[Stored records]
------------------------------------------------------------
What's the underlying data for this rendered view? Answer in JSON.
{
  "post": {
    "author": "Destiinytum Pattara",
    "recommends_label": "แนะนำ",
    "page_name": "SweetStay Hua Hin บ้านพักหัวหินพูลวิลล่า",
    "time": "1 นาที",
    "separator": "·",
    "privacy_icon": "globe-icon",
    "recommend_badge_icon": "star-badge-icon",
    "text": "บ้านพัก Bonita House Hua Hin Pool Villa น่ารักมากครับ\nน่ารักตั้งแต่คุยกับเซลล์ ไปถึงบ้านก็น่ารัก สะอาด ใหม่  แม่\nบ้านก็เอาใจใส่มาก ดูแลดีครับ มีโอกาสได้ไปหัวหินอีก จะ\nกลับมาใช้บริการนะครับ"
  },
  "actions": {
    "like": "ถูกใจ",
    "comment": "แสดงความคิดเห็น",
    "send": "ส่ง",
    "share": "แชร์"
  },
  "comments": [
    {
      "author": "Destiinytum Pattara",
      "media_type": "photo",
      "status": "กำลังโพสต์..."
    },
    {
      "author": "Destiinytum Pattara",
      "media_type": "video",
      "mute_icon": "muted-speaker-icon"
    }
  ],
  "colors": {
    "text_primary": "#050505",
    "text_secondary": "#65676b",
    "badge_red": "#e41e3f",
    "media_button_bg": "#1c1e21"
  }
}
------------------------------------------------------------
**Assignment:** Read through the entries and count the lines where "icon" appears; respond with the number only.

**Response:** 3